The new Inflation Bill will not reduce healthcare costs in the U.S. Why? An analysis predicts that by 2030, 48.9% of adults in the United States will be obese, and 24.2% will be severely obese. Annual obesity-related medical care costs in the United States, in 2019 dollars, were estimated to be nearly $173 billion. Annual nationwide productivity costs of obesity-related absenteeism range between $3.38 billion and $6.38 billion. While some medical issues cause obesity, the most significant cause is eating the wrong foods and lack of exercise.

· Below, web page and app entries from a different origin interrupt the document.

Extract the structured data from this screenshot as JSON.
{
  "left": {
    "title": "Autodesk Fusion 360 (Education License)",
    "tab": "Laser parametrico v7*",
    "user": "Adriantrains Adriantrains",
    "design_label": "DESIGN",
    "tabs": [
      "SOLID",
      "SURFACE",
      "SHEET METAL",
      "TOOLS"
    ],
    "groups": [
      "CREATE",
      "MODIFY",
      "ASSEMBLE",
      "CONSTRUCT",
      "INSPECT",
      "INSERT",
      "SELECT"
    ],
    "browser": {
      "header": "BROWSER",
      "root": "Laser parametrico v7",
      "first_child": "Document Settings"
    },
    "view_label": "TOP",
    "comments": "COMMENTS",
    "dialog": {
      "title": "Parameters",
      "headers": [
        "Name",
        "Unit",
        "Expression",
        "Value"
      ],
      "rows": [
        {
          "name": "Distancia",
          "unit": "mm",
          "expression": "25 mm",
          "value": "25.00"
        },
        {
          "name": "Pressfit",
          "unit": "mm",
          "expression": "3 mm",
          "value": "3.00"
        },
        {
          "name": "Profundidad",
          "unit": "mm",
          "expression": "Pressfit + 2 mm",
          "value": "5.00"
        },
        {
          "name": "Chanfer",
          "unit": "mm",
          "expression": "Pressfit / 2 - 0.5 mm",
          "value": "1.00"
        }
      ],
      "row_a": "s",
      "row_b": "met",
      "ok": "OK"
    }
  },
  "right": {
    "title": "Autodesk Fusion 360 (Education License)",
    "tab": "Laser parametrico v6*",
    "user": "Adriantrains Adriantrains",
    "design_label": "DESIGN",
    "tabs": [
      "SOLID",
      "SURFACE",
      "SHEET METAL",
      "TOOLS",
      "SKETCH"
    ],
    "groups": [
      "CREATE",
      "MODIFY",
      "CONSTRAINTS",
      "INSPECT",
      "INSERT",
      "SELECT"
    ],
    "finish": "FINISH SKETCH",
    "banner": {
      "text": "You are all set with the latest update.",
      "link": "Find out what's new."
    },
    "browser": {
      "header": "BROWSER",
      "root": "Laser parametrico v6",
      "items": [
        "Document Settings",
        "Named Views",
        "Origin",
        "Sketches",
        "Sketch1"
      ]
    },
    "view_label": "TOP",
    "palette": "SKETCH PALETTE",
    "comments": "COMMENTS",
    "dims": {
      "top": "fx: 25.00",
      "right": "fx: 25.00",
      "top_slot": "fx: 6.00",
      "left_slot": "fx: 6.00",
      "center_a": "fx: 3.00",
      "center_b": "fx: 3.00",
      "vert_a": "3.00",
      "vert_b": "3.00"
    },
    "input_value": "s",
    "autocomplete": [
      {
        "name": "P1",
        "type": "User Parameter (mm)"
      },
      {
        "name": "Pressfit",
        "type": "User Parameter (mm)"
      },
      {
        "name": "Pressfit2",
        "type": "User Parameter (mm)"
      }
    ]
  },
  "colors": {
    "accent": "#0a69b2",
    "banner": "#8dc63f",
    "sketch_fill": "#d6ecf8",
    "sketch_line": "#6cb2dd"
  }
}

SUMMARY: Obesity has many causes, and while we would like to think the answer is as easy as people exercising more and eating less, it isn’t that simple. There is disagreement whether obesity is really considered a disease or a behavioral risk factor, similar to smoking, alcohol, and substance abuse that may lead to disease. Obesity is a multifactorial disease in which environmental conditions and several genes play an important role in developing this disease. Obesity is associated with neurodegenerative diseases (Alzheimer’s, Parkinson’s, and Huntington diseases) and neurodevelopmental diseases (autism disorder, schizophrenia, and fragile X syndrome). Some of the environmental conditions that lead to obesity are physical activity, alcohol consumption, socioeconomic status, parent feeding behavior, and diet.
IN SUMMARY: American healthcare is failing. Not only has the FDA become a political pawn but almost half the population is now obese. While there are lots of reasons for this the silence of healthcare providers is a huge reason.
- By 2030, nearly one in two adults will be obese, and nearly one in four will be severely obese.
- In as many as 29 states, the prevalence of obesity will exceed 50 percent, with no state having less than 35 percent of residents who are obese.
- Well-intentioned efforts like limiting access to huge portions of sugar-sweetened soda, the scientists note, are effectively thwarted by well-heeled industries able to dwarf the impact of educational efforts by health departments that have minuscule budgets by comparison.
- Yet too many people believe pharma wants people to stay sick so they can make money.
- The medical care costs of obesity in the United States are high. In 2008 dollars, these costs were estimated to be $147 billion.
- Millennials are on track to be the most obese generation.
- Insurance companies, physicians and employers can’t idly stand-by while obesity costs climb.
- It’s time for a serious intervention.
SUMMARY: By 2030, 48.9% of adults in the United States will be obese and 24.2% will be severely obese. Obesity leads to serious health problems and extra healthcare costs including the reliance on prescription drugs. Leading this category are millennials who are the most obese generation in the history of our country.
WHAT NOW? According to Axios “New CDC data says that 18% of American kids are now obese, and so are 40% of adults. Those numbers are projected to grow. This means that there will be more adults down the road with chronic conditions, such as diabetes — which will be costly for patients and the system alike.
KEY IDEA: America’s expanding waistlines are causing health spending to spiral out of control. Obesity-related illnesses consume nearly a third of the nation’s health-care dollars An obese adult uses 42 percent more health care than a healthy-weight adult, and a morbidly obese adult uses a staggering 81 percent more, according to the Robert Wood Johnson Foundation. Until we start fighting this epidemic, the nations’ healthcare costs are going to continue to climb.